ASSIGNMENT: Return each line of the listing that has the word "兴森快捷" in it.
-=-=-=-=-
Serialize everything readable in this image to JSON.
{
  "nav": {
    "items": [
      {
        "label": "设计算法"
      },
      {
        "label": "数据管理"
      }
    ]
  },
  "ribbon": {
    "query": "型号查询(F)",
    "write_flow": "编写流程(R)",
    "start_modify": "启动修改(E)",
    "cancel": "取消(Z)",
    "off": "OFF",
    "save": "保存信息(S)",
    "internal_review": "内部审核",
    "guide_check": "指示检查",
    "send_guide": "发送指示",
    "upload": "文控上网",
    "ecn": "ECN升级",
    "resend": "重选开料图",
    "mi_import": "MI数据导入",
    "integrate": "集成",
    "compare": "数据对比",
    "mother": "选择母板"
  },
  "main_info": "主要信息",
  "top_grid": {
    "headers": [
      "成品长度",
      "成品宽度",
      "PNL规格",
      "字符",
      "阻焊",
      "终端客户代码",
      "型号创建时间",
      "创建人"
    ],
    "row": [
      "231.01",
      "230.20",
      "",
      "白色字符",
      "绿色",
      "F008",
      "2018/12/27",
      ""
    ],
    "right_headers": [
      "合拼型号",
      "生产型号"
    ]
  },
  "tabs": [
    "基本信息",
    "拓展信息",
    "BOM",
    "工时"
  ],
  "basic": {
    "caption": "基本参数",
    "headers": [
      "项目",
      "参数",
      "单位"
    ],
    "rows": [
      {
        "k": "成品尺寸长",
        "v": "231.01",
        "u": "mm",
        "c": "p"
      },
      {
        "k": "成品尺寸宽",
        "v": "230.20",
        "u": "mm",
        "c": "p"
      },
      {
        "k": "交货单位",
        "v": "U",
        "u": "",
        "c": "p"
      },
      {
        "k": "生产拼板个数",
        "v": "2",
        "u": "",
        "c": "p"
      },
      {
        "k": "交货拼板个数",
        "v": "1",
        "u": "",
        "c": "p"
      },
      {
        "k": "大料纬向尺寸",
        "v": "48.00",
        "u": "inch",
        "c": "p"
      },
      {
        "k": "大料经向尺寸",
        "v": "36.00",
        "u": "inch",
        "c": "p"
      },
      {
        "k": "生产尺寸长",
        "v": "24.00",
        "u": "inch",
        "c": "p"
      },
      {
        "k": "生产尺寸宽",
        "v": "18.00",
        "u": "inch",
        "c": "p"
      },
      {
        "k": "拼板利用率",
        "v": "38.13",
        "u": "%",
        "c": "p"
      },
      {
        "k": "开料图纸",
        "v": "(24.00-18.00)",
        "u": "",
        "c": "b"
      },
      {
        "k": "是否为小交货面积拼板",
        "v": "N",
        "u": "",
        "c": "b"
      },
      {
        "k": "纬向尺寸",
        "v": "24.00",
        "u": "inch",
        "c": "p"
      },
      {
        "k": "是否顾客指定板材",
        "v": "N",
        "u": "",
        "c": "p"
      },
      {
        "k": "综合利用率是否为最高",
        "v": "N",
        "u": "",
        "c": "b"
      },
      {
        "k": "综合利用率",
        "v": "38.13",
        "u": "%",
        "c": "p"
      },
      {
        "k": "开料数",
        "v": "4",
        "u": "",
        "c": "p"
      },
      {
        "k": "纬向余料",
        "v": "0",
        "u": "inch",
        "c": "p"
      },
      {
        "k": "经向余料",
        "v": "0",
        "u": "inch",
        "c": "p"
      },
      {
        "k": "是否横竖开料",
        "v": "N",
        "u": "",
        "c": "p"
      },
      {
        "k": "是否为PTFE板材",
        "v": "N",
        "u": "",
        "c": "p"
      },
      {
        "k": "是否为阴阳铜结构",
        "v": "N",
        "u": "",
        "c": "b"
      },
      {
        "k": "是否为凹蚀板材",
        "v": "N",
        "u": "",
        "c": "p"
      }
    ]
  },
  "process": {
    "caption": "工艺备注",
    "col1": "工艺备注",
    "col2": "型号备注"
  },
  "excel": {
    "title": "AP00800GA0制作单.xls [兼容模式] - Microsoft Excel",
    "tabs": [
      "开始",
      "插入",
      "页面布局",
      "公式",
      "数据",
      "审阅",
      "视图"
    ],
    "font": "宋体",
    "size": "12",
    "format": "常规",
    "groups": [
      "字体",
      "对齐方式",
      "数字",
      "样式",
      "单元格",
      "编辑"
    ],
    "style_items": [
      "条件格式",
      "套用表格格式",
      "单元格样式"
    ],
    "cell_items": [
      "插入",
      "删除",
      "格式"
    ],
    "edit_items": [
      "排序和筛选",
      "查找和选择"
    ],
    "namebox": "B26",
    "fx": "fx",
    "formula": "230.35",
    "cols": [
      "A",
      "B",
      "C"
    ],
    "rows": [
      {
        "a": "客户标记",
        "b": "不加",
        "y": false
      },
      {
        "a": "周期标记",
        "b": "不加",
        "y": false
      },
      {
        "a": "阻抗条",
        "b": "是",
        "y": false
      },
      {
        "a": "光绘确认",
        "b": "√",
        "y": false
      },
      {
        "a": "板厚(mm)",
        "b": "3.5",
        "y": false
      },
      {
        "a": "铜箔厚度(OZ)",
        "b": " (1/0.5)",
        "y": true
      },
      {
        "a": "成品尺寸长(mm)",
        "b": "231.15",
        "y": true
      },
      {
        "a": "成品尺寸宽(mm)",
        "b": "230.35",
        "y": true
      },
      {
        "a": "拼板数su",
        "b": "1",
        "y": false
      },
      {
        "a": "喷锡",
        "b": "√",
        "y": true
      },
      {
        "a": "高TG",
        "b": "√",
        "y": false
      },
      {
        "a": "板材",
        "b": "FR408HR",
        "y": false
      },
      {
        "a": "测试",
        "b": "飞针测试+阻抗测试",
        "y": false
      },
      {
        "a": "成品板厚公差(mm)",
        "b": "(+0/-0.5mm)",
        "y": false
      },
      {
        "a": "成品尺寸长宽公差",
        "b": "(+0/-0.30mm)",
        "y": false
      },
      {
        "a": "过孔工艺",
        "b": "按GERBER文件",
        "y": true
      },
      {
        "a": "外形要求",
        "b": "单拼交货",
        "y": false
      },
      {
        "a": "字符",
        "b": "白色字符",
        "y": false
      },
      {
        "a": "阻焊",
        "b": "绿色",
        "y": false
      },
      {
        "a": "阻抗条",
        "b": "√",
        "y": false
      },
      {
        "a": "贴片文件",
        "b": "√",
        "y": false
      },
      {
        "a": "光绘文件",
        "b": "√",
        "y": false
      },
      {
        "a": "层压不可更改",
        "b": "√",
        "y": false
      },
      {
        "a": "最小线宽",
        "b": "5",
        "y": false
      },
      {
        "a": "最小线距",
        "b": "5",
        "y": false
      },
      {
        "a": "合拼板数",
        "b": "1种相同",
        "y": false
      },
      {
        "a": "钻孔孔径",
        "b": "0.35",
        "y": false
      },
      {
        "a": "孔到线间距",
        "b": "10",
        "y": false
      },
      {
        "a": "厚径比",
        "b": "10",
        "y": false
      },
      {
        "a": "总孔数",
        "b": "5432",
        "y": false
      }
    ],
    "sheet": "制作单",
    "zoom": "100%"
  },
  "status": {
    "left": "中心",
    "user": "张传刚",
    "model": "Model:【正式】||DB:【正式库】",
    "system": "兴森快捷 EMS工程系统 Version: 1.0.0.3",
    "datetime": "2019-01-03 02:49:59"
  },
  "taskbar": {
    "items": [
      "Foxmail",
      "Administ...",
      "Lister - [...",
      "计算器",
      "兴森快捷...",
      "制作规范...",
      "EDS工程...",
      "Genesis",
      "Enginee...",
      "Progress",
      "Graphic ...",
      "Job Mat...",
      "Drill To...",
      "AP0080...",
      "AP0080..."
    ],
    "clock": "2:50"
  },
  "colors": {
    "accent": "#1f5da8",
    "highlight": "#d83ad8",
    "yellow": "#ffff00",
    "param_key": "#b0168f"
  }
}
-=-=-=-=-
SOLUTION TO THIS EXERCISE:
    "system": "兴森快捷 EMS工程系统 Version: 1.0.0.3",
      "兴森快捷...",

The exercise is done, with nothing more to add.